What the exercise asks: Extract the entries in their exact form.

Dataset content:

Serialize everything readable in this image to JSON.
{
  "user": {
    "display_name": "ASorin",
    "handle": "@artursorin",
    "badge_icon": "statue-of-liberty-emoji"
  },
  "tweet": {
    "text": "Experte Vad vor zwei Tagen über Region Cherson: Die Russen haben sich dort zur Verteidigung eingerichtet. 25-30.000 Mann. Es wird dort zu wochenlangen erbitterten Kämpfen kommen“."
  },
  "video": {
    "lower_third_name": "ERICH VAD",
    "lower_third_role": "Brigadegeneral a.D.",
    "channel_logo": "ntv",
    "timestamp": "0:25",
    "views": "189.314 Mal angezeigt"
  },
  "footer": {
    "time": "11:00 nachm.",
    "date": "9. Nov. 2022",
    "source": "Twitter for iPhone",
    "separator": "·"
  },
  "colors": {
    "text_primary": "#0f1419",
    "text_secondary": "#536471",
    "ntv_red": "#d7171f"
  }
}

Reply:
Serialize everything readable in this image to JSON.
{
  "user": {
    "display_name": "ASorin",
    "handle": "@artursorin",
    "badge_icon": "statue-of-liberty-emoji"
  },
  "tweet": {
    "text": "Experte Vad vor zwei Tagen über Region Cherson: Die Russen haben sich dort zur Verteidigung eingerichtet. 25-30.000 Mann. Es wird dort zu wochenlangen erbitterten Kämpfen kommen“."
  },
  "video": {
    "lower_third_name": "ERICH VAD",
    "lower_third_role": "Brigadegeneral a.D.",
    "channel_logo": "ntv",
    "timestamp": "0:25",
    "views": "189.314 Mal angezeigt"
  },
  "footer": {
    "time": "11:00 nachm.",
    "date": "9. Nov. 2022",
    "source": "Twitter for iPhone",
    "separator": "·"
  },
  "colors": {
    "text_primary": "#0f1419",
    "text_secondary": "#536471",
    "ntv_red": "#d7171f"
  }
}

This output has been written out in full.